9. Prepare An Inventory

One key bit of paperwork which will be included in a sale and purchase agreement is the inventory of all the items which will be sold with the boat. Your inventory will also form part of your boat listing.   Make a list of all the items which you're prepared to include, ideally with the dates when they were first added. It's often best to do this when you're on the boat and checking your lockers and other places where the boat's gear is stored. If there is an item which is not included in the advertised boat price but could be offered as an extra option then make this explicit on the inventory.

10. Finally, Lets be Honest with Each Other

All boat owners would love to see a quick sale for the best possible price. So, it would be tempting for owners to be silent about the boat’s known faults. Buyer beware – you may say - this is what surveyors are there for. Indeed, sellers should be open to a 'sale subject to survey’ – a qualified surveyor is best equipped to point out potential safety risks to the buyer. Yet, trailerable yacht transactions often create some unique circumstances - buyers often don't understand the need for a surveyor and few sellers will suggest one.  Remember, for many trailer sailer buyers this will be their very first yacht - at Boats on Wheels around two thirds of our clients are new to yacht ownership. So, you should ask yourself; could you live with yourself if an inexperienced buyer or his crew were injured or even killed as a result of something you’ve omitted to mention? For those who would rather avoid this on their conscience there are a few examples of things to mention regarding safety.

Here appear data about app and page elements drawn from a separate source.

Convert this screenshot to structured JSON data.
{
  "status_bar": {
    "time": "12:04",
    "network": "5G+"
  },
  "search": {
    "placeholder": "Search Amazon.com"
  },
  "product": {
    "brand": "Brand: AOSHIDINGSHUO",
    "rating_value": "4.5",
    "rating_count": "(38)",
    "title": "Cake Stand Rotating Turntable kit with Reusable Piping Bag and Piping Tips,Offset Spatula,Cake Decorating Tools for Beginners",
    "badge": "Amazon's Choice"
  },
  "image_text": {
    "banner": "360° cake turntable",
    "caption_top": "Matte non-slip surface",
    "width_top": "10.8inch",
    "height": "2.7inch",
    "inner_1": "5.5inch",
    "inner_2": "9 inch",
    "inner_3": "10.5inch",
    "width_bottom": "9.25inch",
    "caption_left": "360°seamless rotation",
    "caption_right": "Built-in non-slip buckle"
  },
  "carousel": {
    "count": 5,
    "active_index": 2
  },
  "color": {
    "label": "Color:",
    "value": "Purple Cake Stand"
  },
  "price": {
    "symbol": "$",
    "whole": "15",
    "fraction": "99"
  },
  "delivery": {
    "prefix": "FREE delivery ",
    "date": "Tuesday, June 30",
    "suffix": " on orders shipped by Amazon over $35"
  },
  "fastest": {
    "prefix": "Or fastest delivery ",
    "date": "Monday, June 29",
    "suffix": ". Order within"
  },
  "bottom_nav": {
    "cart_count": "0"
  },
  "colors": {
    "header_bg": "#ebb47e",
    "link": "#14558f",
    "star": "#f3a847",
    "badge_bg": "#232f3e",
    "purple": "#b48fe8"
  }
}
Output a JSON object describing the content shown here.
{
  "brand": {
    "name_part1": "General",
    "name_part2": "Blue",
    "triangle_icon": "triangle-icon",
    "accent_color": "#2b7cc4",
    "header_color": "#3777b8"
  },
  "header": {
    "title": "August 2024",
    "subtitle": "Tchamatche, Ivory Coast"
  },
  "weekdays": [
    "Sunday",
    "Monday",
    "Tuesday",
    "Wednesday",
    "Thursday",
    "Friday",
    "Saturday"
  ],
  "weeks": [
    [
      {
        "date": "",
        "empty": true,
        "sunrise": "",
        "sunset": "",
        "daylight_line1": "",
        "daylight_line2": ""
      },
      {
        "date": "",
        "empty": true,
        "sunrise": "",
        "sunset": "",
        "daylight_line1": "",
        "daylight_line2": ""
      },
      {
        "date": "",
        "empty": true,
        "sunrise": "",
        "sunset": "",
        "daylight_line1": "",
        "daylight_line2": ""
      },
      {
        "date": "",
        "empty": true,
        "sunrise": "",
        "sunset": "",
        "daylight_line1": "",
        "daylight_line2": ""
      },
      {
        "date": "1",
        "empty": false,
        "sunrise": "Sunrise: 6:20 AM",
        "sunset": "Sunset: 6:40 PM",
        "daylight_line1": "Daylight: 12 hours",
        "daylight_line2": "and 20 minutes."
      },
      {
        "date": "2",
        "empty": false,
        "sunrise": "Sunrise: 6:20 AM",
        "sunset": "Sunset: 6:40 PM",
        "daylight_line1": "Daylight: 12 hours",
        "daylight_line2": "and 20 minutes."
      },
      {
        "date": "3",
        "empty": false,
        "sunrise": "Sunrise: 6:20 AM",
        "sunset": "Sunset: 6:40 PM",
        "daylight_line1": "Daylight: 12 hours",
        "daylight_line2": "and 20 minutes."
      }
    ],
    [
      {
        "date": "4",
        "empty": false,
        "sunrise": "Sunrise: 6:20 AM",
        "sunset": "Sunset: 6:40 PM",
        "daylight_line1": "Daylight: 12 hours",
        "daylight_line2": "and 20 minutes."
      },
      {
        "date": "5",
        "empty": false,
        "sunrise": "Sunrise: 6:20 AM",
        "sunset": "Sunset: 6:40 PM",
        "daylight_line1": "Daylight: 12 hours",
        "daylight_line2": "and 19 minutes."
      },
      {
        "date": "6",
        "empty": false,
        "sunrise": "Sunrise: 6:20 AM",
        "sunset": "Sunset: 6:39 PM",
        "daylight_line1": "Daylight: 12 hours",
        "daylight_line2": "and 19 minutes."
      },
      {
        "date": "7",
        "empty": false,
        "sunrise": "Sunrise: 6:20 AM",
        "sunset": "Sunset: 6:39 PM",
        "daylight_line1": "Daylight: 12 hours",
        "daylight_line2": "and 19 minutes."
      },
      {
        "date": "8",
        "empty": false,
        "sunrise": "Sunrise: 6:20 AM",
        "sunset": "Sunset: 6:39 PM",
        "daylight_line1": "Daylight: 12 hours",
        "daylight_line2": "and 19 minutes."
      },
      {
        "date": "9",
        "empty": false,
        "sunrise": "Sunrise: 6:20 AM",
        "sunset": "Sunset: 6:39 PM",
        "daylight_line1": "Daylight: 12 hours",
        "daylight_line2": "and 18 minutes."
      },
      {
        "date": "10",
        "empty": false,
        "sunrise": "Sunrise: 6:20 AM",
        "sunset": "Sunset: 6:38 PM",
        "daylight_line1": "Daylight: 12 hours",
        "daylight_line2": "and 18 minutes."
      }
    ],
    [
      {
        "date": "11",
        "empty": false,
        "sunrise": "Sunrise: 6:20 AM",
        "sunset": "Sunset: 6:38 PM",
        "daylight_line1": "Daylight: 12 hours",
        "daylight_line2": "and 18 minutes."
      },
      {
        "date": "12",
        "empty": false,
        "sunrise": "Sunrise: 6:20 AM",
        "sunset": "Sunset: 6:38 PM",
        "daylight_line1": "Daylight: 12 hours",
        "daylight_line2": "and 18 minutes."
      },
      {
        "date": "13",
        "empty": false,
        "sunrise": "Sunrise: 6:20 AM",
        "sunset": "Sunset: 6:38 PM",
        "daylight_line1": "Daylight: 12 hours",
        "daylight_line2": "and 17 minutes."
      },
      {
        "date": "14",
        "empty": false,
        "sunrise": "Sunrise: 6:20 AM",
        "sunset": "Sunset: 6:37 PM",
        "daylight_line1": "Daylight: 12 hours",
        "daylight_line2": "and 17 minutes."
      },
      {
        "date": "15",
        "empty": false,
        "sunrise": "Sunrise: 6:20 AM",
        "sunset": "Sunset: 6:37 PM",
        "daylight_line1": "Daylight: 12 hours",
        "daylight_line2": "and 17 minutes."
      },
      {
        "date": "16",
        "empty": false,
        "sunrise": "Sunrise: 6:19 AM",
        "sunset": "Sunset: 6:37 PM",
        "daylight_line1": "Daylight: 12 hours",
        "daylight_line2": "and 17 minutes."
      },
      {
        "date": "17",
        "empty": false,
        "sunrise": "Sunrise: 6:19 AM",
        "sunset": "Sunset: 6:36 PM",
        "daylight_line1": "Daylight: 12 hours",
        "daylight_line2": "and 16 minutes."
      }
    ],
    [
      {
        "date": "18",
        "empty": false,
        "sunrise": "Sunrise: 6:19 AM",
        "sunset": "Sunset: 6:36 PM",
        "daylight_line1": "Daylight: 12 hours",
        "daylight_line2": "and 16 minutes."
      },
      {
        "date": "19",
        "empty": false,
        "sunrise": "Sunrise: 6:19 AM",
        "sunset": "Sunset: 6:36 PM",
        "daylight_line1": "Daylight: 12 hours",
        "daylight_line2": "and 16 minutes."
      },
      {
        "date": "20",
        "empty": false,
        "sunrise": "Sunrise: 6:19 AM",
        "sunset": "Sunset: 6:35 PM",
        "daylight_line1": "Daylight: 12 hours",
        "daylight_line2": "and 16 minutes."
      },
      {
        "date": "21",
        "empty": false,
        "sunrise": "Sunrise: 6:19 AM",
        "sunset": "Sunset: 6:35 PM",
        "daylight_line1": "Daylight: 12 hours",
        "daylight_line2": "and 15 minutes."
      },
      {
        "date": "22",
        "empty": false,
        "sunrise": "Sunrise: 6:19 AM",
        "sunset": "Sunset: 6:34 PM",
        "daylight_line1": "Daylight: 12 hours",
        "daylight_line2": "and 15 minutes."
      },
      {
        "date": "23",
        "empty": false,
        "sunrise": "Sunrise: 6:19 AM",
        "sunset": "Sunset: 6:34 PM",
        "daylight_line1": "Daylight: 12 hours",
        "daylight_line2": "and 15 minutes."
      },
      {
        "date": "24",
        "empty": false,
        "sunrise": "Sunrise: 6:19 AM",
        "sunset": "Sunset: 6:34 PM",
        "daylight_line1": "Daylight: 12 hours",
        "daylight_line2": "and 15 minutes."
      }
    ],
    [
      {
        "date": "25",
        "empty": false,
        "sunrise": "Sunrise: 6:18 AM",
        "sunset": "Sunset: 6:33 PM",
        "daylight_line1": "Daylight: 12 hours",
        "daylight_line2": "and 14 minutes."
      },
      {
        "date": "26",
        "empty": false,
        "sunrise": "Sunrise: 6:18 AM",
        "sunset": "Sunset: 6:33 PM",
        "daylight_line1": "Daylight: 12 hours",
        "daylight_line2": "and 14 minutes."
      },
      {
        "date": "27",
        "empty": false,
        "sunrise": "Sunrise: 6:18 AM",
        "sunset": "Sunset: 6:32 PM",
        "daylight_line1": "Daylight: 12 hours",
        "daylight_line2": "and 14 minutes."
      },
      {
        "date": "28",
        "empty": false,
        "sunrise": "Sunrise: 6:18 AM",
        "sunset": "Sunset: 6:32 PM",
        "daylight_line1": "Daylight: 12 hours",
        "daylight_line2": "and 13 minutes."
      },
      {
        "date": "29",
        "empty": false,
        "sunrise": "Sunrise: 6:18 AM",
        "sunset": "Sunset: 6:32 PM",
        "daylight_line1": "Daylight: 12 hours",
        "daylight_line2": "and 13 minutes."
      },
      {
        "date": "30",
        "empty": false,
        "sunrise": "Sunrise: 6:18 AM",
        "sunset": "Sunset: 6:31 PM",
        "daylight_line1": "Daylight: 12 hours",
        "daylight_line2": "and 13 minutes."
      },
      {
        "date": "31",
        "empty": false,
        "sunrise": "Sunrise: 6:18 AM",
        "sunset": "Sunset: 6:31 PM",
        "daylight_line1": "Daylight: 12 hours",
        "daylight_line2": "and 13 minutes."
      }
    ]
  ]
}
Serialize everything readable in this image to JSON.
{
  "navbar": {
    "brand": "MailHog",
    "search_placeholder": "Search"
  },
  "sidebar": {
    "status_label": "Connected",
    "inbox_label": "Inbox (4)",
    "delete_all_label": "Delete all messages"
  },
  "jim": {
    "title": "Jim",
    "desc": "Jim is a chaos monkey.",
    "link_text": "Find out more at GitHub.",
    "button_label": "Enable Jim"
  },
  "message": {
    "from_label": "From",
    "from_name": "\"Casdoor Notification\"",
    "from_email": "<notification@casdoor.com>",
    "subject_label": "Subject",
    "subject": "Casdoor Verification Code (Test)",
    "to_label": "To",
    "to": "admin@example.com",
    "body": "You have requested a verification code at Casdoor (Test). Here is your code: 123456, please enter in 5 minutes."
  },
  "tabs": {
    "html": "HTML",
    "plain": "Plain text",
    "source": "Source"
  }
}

If your yacht has them, out of date fire extinguishers and flares should be removed or the expiry dates should be highlighted in the inventory. If there is a gas installation on board or auto-inflate life jackets are included, make sure to mention when they were last inspected and serviced. If the bilge pumps haven’t been tested lately, test them or state in the inventory that they are untested.

If you have standing rigging which is more than 10 years old or of unknown age this can be a specific risk on trailerable boats. We all know that shrouds and stays get kinked in the mast stepping and un-stepping process. We carry out this process more frequently so the risk of failure of standing rigging is typically bigger than for non-trailer sailers. Regular inspection and replacement of damaged parts is helpful, and buyers should be made aware of the age of the rig and the recency of the last inspection.

Lastly, one of the biggest safety risks of a trailer sailer is the road trailer.  We always recommend regular trailer servicing, particularly if the trailer has been regularly salt water immersed and prior to any longer journey.  If this hasn’t been done prior to a sale we would recommend that the buyer is made aware of this before he takes a potentially lethal load out on the road.

If you have any questions about selling your trailer sailer or you would like us to help sell your yacht then please don’t hesitate to talk to us at Boats on Wheels.

Good luck with the sale of your boat!